• As the workplace exponentially evolves, wellness keeps getting closer to the top of the collective employee and employer priority list.
• The workplace is beginning to include more well-being and comfort aspects; biophilia is taking off in popularity, couches and lounges are being implemented into many workspaces, and noise reduction or immersive audio experiences are being employed.
• Immersive audio can help reduce stress, increase employee satisfaction, and reduce burnout by creating a more enjoyable and comfortable work atmosphere.
In the bustling realm of the modern workplace, a symphony of sounds orchestrates the daily routine. The melodic clatter of keyboards being tapped in harmony, the rhythmic hum of printers churning out their masterpieces, and the lively chatter of colleagues engaged in animated conversations create a vibrant tapestry of workplace noise. But this noise can be extremely distracting — hindering concentration and productivity.
That often-distracting noise has long been a complaint of office workers, and worker expectations post pandemic have shifted even more toward finding an environment that feels more like home.
The evolving workplace is beginning to include some more well-being and comfort aspects; biophilia is taking off in popularity, couches and lounges are being implemented into many workspaces, and noise reduction or immersive audio experiences are being employed.
Immersive audio is an ever-evolving technology that creates a three-dimensional sound experience, enhancing the overall audio environment. It can involve techniques such as surround sound, spatial audio, and binaural recording/playback. In the workplace, immersive audio aims to provide a more realistic and engaging auditory experience for employees, whether it’s for communication, presentations, or entertainment purposes.
Immersive audio can help reduce stress, increase employee satisfaction, and reduce burnout by creating a more enjoyable and comfortable work atmosphere.
Recently, Allwork.Space visited the Spatial Inc. headquarters in Scottsdale, Arizona. The immersive audio company aims to make spaces — like the office — more attuned with well-being, productivity, and nature.
“We’re rethinking office spaces — like how is wellness impacting people’s desire to return, and how do we create environments that drive people to want to collaborate? We’re just seeing a lot of opportunity to provide that human-centered focus on what sound can actually deliver. The workplace is so unique for everybody,” Koryn Belfonti, Spatial’s Director of Experiential Marketing and Events told Allwork.Space.

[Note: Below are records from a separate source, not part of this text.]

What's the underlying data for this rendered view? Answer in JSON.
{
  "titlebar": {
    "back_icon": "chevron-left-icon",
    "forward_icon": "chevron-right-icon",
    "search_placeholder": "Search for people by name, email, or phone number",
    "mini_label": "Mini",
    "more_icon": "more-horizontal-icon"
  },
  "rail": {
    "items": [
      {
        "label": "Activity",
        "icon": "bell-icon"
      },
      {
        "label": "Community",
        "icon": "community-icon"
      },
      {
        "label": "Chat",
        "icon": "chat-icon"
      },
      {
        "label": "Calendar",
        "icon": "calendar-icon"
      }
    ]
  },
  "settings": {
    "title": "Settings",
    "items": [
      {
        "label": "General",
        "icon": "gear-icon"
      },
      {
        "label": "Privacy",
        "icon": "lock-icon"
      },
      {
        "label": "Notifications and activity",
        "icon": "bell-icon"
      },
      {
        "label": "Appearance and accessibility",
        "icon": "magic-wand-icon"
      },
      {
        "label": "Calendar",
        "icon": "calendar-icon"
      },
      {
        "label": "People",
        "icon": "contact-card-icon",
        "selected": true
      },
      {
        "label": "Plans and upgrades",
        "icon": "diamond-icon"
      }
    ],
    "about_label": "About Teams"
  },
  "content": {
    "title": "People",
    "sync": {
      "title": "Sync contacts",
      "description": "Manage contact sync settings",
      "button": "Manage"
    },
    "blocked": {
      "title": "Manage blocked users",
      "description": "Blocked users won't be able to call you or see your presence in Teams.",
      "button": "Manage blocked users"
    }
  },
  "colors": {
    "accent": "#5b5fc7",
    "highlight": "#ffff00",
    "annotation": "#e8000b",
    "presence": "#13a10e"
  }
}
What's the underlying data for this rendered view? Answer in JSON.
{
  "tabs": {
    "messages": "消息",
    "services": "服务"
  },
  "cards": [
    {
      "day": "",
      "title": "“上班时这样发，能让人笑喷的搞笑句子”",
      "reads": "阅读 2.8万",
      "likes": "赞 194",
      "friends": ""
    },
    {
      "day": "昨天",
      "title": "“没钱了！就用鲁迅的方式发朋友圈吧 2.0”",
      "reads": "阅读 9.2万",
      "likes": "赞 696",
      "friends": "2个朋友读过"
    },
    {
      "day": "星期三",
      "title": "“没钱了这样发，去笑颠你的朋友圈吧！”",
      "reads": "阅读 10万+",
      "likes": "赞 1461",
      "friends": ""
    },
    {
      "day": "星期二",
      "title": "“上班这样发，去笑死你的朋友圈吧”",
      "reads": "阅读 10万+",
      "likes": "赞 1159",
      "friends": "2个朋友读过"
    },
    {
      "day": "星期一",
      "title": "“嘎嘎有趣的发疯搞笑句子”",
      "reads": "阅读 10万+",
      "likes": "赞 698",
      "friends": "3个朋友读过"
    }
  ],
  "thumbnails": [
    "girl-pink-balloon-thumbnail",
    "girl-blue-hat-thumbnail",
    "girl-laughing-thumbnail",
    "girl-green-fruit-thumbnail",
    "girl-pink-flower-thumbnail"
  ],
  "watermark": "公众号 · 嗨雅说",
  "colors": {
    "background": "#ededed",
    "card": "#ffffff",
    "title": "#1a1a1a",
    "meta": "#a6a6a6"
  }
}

Spatial Inc. wants to enhance workplace audio experiences by creating a three-dimensional sound environment, allowing users to perceive sounds coming from different directions and distances. These sounds can include randomized bird or animal noises, rain/thunder or water noises, medication guides, music instrumentals, and much more.
“The typical scenario for the open office is where people have a lot of background noise, and most of it is annoying. We kind of think of this more as ‘masking’ those background noises and just giving you something more pleasant to work in in that environment,” Spatial Co-Founder and CEO Calin Pacurariu told Allwork.Space.
“Relying solely on visuals isn’t encapsulating enough; multi-sensory environments thrive when both sound and sight are utilized, creating a space that refines a guest’s experience,” the company says on its website.
The future of how we get work done is constantly evolving — and for the better, in almost all cases. The pandemic has rewired how society collectively thought about work, and it realized as a whole that human wellness needs to take up more importance. The right working environment can make all the difference. If you want to imagine you’re in a jungle amongst the critters somewhere in Costa Rica while you’re working, that is now far easier with the help of biophilic elements, lighting, and immersive audios.
Emma Ascott is a contributing writer for Allwork.Space based in Phoenix, Arizona. She graduated from Walter Cronkite at Arizona State University with a bachelor’s degree in journalism and mass communication in 2021. Emma has written about a multitude of topics, such as the future of work, politics, social justice, money, tech, government meetings, breaking news and healthcare.